ACTION ITEM
Copy each line below exactly and leave the pictures out.

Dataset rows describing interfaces
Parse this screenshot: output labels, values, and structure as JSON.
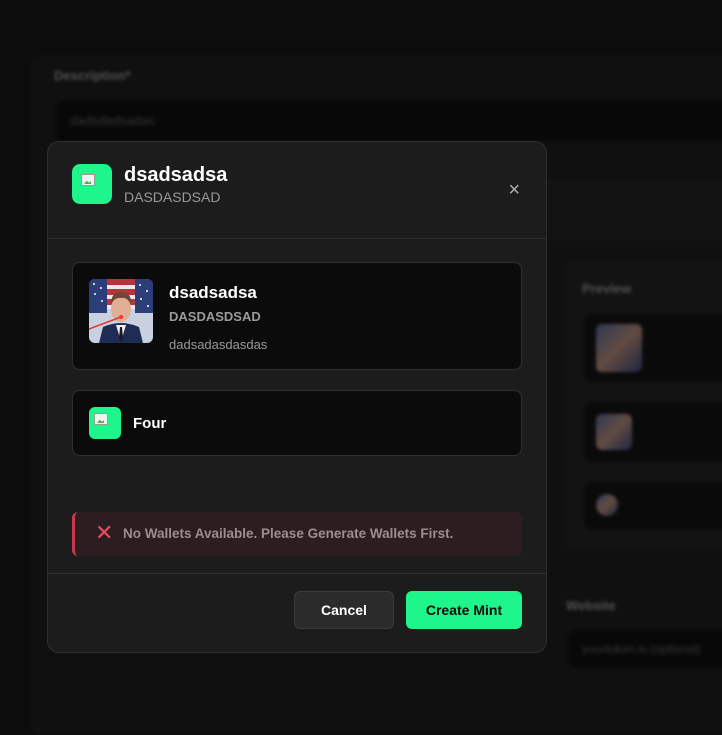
{
  "background": {
    "description_label": "Description*",
    "description_value": "dadsdadsadas",
    "preview_label": "Preview",
    "website_label": "Website",
    "website_placeholder": "yourtoken.io (optional)"
  },
  "modal": {
    "title": "dsadsadsa",
    "subtitle": "DASDASDSAD",
    "close_icon": "×",
    "token": {
      "name": "dsadsadsa",
      "symbol": "DASDASDSAD",
      "description": "dadsadasdasdas"
    },
    "platform": {
      "name": "Four"
    },
    "alert": {
      "icon": "✕",
      "message": "No Wallets Available. Please Generate Wallets First."
    },
    "buttons": {
      "cancel": "Cancel",
      "create": "Create Mint"
    }
  },
  "colors": {
    "accent": "#1ef58a",
    "error": "#ea4a63",
    "modal_bg": "#1c1c1c"
  }
}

ANSWER TO THIS PROBLEM
Parse this screenshot: output labels, values, and structure as JSON.
{
  "background": {
    "description_label": "Description*",
    "description_value": "dadsdadsadas",
    "preview_label": "Preview",
    "website_label": "Website",
    "website_placeholder": "yourtoken.io (optional)"
  },
  "modal": {
    "title": "dsadsadsa",
    "subtitle": "DASDASDSAD",
    "close_icon": "×",
    "token": {
      "name": "dsadsadsa",
      "symbol": "DASDASDSAD",
      "description": "dadsadasdasdas"
    },
    "platform": {
      "name": "Four"
    },
    "alert": {
      "icon": "✕",
      "message": "No Wallets Available. Please Generate Wallets First."
    },
    "buttons": {
      "cancel": "Cancel",
      "create": "Create Mint"
    }
  },
  "colors": {
    "accent": "#1ef58a",
    "error": "#ea4a63",
    "modal_bg": "#1c1c1c"
  }
}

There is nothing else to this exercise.